After graduating, Amy Nham will complete a residency with Indian Health Service, a federal program that assists American Indians and Alaska Natives.
Amy Nham is one of the first students to graduate with the dual degree of doctor of pharmacy (PharmD) from the USC School of Pharmacy and master of public health (MPH) from the Keck School of Medicine of USC. As a first-generation student, she’s used to forging her own path.
Nham was born and raised in Sóc Trăng, a small city in southern Vietnam. Each of her parents has only a fifth-grade education due to economic barriers, so they left behind the familiar when Nham was 6 years old and immigrated to the United States in search of better opportunities.
“At that age, you don’t really know what it means to move to a new country where people don’t speak the same language as you,” Nham says of the transition. “I remember being very flustered all the time.”
They spent a year in Wisconsin before settling in Alhambra, Calif., where the family welcomed two more daughters. Her mother now works as a nail technician, and her father is a machine operator on weekdays and an electrician on weekends.
“My parents have always believed that education is the way out of poverty,” Nham says. “They really emphasized its importance because they wanted life to be easier for us than it was for them.”
Traveling as a Health Career Training Ground
Nham set her eyes on a career in health during high school. She honed in on pharmacy after realizing that direct interaction with patients was her priority, and chose to attend USC for its pre-pharmacy program.

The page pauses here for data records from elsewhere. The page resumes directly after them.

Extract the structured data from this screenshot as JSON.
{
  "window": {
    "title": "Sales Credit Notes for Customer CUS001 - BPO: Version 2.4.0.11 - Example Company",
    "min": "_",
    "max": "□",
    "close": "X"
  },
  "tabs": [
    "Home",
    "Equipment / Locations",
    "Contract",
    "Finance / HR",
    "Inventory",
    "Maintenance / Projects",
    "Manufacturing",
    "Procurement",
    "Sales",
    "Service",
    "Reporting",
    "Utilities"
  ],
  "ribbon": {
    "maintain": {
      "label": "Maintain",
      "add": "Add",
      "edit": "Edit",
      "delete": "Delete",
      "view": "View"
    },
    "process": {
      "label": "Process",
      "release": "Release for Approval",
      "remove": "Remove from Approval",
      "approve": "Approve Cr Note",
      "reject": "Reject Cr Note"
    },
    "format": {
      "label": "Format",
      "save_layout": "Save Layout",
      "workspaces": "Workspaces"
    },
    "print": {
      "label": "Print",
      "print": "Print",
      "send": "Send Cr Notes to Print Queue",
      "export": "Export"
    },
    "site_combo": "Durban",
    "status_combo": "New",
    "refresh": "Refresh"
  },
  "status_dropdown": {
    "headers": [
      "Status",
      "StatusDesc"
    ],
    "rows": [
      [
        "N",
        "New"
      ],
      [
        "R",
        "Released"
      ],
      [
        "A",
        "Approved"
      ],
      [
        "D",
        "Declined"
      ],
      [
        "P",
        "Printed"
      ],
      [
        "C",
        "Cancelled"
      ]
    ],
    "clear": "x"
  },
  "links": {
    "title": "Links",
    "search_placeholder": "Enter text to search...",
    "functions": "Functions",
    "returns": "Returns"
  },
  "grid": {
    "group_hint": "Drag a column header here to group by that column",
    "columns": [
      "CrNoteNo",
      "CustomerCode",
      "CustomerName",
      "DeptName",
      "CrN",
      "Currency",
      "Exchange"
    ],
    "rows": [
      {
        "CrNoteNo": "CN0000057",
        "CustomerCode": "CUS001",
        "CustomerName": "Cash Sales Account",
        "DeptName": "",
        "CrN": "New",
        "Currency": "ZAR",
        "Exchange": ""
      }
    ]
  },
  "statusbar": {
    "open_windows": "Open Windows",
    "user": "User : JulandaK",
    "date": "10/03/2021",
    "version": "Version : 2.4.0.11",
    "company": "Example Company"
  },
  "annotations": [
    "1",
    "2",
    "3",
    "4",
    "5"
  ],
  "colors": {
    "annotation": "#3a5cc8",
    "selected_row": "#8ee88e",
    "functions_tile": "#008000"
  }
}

In college, she studied abroad twice: first in London with the USC Global Health and Social Medicine program and then on a scholarship to Shanghai for a globalization class. These experiences opened her eyes to how social determinants of health have affected her own family, and sparked an interest in public health. Beyond satisfying her wanderlust, she also credits her travels as a valuable training ground for a health career.
“Even though I’m in pharmacy school, I think there are so many ways to approach health than with just medicine,” she says. “Seeing what other people’s priorities, food, customs are like helps you be more open-minded and understanding when you’re dealing with different people in your future practice.”
Finishing her undergraduate studies in just three years, Nham enrolled in the USC School of Pharmacy because the school’s commitment to serving the community aligned with her own. Holding true to that commitment, she served as co-president of PharmSC Clinic, a student organization that provides free health screenings in East Los Angeles.
A year into pharmacy school, still curious about the impact of socioeconomic status on health, she applied to the PharmD/MPH dual-degree program.
“Navigating it was quite stressful… I almost had to make my own curriculum and get it approved,” she says with a laugh.
Despite the demanding workload, she has continued to travel, completing several of her Advanced Pharmacy Practice Experiences (APPE) across the country. She excelled in her rotations with the Centers for Disease Control and Prevention in Atlanta, Ga. and the Food and Drug Administration in Silver Spring, Md.
“It was hard to juggle it all and I sometimes do wonder if it was all worth it,” Nham says. “But if I’m able to help patients with my knowledge and expertise, then that’s invaluable.”
A Commitment to Underserved Populations
Time and time again, Nham has carved her own path. After graduating in May, instead of completing a residency at Kaiser Permanente — where she has worked as a pharmacy intern for the past four years — she has chosen a residency with Indian Health Service, a federal program that assists American Indians and Alaska Natives, which comes with a significant pay cut. Her new home base is in Whitewater, Ariz., within the Fort Apache Indian Reservation in Navajo County. The closest city is more than a three-hour drive away.
“I think it’ll be a humbling experience,” Nham says. “The American Indians and Alaska Natives have so many barriers against them in terms of accessing good health; you really have to deal with all the other challenges they’re facing and assess each patient holistically.”
Although she has wrestled with the decision over the past year for financial reasons, she is prioritizing her passion to work with underprivileged populations.
Eventually, she plans to work as an ambulatory care pharmacist and potentially in a public health organization, where she can make a big impact.
“Amy has always been guided by her passion to serve the health needs of the underserved,” says Susie Park, associate dean for student affairs at the USC School of Pharmacy. “In the truest sense, she embodies the Oath of a Pharmacist.”
By Linda Wang